Contributing Writer Chloe Parratt, ’20
My father is 51 years old and has never been on any serious, long-term medication or had a single surgery in his life. He has managed to stay fit for all fifty-one years, playing league tennis three times a week and outskiing me on family trips. My dad, who once was the healthiest guy I knew, was diagnosed with T-Cell ALL, an aggressive form of leukemia, in late April after feeling sick for only a week. Now, his life consists of weekly trips to the oncologist for blood transfusions and traveling to Rochester for specialized treatment.

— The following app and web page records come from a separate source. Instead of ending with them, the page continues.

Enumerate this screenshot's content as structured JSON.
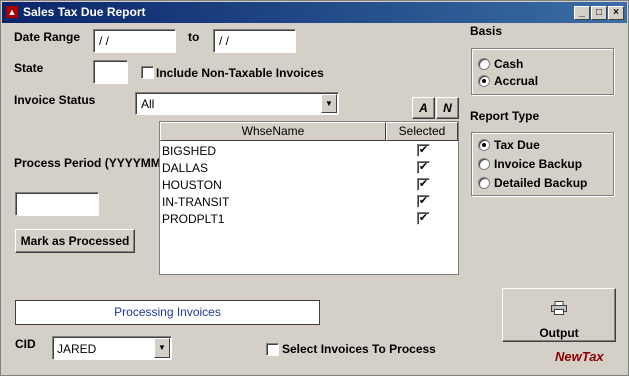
{
  "window": {
    "title": "Sales Tax Due Report",
    "icon": "report-app-icon"
  },
  "title_buttons": {
    "minimize": "_",
    "maximize": "□",
    "close": "×"
  },
  "filters": {
    "date_range_label": "Date Range",
    "date_from": "/ /",
    "to_label": "to",
    "date_to": "/ /",
    "state_label": "State",
    "state_value": "",
    "include_nontaxable_label": "Include Non-Taxable Invoices",
    "include_nontaxable_checked": false,
    "invoice_status_label": "Invoice Status",
    "invoice_status_value": "All"
  },
  "toolbar": {
    "all_button": "A",
    "none_button": "N"
  },
  "warehouse_grid": {
    "columns": [
      "WhseName",
      "Selected"
    ],
    "rows": [
      {
        "name": "BIGSHED",
        "selected": true
      },
      {
        "name": "DALLAS",
        "selected": true
      },
      {
        "name": "HOUSTON",
        "selected": true
      },
      {
        "name": "IN-TRANSIT",
        "selected": true
      },
      {
        "name": "PRODPLT1",
        "selected": true
      }
    ]
  },
  "process": {
    "period_label": "Process Period (YYYYMM)",
    "period_value": "",
    "mark_button": "Mark as Processed"
  },
  "status": {
    "text": "Processing Invoices"
  },
  "cid": {
    "label": "CID",
    "value": "JARED"
  },
  "select_invoices": {
    "label": "Select Invoices To Process",
    "checked": false
  },
  "basis": {
    "label": "Basis",
    "options": [
      {
        "label": "Cash",
        "selected": false
      },
      {
        "label": "Accrual",
        "selected": true
      }
    ]
  },
  "report_type": {
    "label": "Report Type",
    "options": [
      {
        "label": "Tax Due",
        "selected": true
      },
      {
        "label": "Invoice Backup",
        "selected": false
      },
      {
        "label": "Detailed Backup",
        "selected": false
      }
    ]
  },
  "output": {
    "label": "Output",
    "icon": "printer-icon"
  },
  "brand": {
    "text": "NewTax",
    "color": "#8b0000"
  }
}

Treatment like my dad’s or that of any kind, rare or common, is not cheap. For the growing number of those without health insurance, however, diagnoses can lead to financial ruin. In 2018, the Census Bureau reported that about 28 million people lacked health insurance for the entire year.
A local hospital, Crouse, estimates that the average cost of a three night stay for someone with a blood cell disorder, such as leukemia, would cost $15,200 with insurance only covering about $7,000. Having to pay out of pocket, no help provided, shouldn’t be the only other alternative.
When you receive a diagnosis, it’s frightening and the cost of treatment shouldn’t be just as scary. Diagnoses are not something a person is able to control and everyone deserves to have access to treatment that could bring some sort of normalcy.
Orphan drugs, those that treat rare conditions, have no competition and therefore will have whatever price tag the drug company puts on it. One of these drugs, Zolgensma, is the world’s most expensive, coming in at $2.1 million for the full treatment course. This drug treats spinal muscular atrophy, which affects about 30 newborns each month. Insured families don’t have to worry, there’s a payment option which spreads the hefty cost out over a five year period. Those paying out of pocket don’t have the luxury in most cases and may have to pass on a life-changing treatment for their child.
Common drug costs are also on the rise. Newer, longer-lasting insulin, that are changing the way diabetes is managed, can cost up to $1,813 per vial. With approximately 30 million people with diagnosed with either type 1 or 2 diabetes, there is a clear need for innovative insulin and charging a little under $2,000 dollars for each person is unjust.
Stories often come out about people ending up homeless over medical expenses that they couldn’t pay. With both rates of pharmaceutical prices and those uninsured on the rise, this is shaping up to be a common occurrence.
Having access to adequate healthcare and medication options is not just for those who fall into the higher tax brackets. Health shouldn’t have a paywall in front of it, it is a human right.